Then, of course, there are the struggles with men.

I guess it really did take a genius to figure out that if there is anything that unifies women everywhere, it’s their frustration in dealing with men.

That genius was the creator of the original column, Candace Bushnell, whose career I emulate as the premier chick lit success story, from column to book to hit HBO series to one of the highest-grossing movies in recent history. Her writing is nothing special ” it’s readable, chewable and sweet”like bubble gum. It’s the material, not the writing, that’s groundbreaking. She was the first to blow doors on the truth about female sexuality in America from within the context of the New York City singles scene. She was the first to admit that modern women love sex as much as men do, that we’re sexually liberated and experienced. And, better yet, she was the first to objectify men as sex objects. It turns out there’s nothing funnier than that. (Who can forget the guy-who-tastes-bad episode? Or the jackhammer guy who throws Carrie’s back out?)

I was lucky enough to meet Bushnell when she came to Aspen a few years ago for an Aspen Writers’ Foundation event. She did a reading at the Jerome for an audience of over 300 women who got more than their money’s worth with free cosmopolitans and an hour of Candace, who could easily make it as a stand-up comedian.

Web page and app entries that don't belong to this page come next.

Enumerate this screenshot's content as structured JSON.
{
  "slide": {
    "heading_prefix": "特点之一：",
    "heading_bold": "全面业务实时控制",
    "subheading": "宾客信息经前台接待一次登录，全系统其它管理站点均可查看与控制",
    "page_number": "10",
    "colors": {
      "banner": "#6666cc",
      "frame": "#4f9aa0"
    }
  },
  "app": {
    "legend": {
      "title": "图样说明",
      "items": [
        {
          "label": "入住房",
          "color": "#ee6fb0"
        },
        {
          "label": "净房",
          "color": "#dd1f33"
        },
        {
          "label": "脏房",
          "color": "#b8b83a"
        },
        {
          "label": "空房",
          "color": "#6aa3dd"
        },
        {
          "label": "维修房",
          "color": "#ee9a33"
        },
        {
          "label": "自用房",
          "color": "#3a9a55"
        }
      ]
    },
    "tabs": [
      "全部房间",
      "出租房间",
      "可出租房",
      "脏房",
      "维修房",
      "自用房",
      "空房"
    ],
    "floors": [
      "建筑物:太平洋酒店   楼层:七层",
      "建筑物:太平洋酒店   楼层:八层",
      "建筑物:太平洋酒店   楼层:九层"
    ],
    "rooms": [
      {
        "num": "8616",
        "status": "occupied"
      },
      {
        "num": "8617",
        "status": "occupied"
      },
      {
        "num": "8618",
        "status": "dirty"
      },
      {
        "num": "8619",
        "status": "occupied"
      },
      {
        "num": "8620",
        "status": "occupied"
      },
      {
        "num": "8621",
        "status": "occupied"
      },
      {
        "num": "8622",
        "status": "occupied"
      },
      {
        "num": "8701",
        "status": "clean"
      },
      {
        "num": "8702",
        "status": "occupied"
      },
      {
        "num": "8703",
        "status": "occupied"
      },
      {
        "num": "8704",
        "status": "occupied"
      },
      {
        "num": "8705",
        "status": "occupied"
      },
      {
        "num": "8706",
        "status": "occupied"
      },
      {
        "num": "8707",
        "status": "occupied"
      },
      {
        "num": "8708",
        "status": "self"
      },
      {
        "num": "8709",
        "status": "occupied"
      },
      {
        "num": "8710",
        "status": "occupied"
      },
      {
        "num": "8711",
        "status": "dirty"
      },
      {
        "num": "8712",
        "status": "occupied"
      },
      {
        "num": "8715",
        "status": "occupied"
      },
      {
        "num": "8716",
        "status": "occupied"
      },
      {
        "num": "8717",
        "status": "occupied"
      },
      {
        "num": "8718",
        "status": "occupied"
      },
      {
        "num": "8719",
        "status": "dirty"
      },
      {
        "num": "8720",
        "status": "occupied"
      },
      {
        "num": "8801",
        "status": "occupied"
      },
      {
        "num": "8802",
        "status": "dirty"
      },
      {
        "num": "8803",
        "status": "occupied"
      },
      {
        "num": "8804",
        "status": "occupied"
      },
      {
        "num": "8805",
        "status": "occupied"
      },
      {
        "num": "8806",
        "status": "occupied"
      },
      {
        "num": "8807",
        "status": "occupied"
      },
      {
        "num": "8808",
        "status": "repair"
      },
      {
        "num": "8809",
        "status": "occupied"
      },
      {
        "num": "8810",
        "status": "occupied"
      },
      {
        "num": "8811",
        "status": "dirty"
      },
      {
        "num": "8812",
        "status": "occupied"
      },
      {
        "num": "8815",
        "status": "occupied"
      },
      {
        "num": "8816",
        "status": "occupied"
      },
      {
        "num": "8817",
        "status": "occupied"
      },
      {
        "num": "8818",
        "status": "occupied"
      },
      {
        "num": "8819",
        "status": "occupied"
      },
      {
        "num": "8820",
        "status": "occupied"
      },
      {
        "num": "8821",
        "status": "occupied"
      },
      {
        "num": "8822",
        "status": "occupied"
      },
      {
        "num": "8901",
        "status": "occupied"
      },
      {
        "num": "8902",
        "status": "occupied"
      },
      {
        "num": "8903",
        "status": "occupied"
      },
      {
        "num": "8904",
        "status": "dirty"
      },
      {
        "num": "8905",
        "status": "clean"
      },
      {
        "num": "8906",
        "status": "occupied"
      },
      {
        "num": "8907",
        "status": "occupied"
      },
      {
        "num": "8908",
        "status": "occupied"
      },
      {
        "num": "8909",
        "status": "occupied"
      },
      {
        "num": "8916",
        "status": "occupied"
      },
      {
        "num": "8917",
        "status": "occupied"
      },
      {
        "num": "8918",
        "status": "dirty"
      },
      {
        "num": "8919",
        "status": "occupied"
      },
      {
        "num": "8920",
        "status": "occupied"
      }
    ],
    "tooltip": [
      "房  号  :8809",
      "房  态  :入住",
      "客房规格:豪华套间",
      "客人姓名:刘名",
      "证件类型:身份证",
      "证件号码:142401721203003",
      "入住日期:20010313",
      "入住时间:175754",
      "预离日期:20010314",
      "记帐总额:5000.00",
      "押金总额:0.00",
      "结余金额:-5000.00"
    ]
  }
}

“Yes, I’m wearing my Manoooooolos,” she said, flashing the leopard-print, six-inch stiletto sandals she wore under cream-colored, brushed-silk Miu Miu pants.

When talking about meeting her husband in her 40s, Bushnell said, “I never thought I’d find the one. I always thought I’d find the many.”

So, needless to say, pretty much I worship the ground she walks on and want to be just like her when I grow up.

I cried through the entire movie, taking a few short breaks to laugh out loud through throat-choking tears. Hell, I cried before the movie even started, moved by the national phenomenon the movie’s national premiere created. Women everywhere planned their entire evening around it, flooding into theaters in gaggles, dressed to the nines, and then off to the bars afterward to don martini glasses filled with that infamous pink drink. Men everywhere took cover, and stories of female-only audiences were rampant. In many cities, women rented theaters to host private girl parties for their friends. Most shows sold out ” even on Sunday night in Aspen, the Isis was packed, with only a few brave men in attendance. (I think most men love the show but don’t want to admit it). Not since “The Rocky Horror Picture Show” has a movie created such a dramatic following, at least in my lifetime.

The critics panned it, but the audiences loved it. Paramount hadn’t expected such a huge turnout, claiming women don’t tend to go to movies on opening night like men do.

For some reason, that also gave me some real anti-establishment, girl-power satisfaction.

In terms of the actual film, I was expecting to be disappointed, but it was quite the opposite. The story lines were unpredictable but stayed true to every character’s six-year evolution. I can’t imagine that was an easy task for the writers, but they nailed it. Kim Catrall carried the movie with Samantha’s sharp-tongued one-liners and even SJP, whose charm can be grating at times, did an amazing job with the vast range of Carrie’s emotions (and hair color).

I was beyond satiated and satisfied the whole time and didn’t want it to end ” just like good Sex is supposed to be.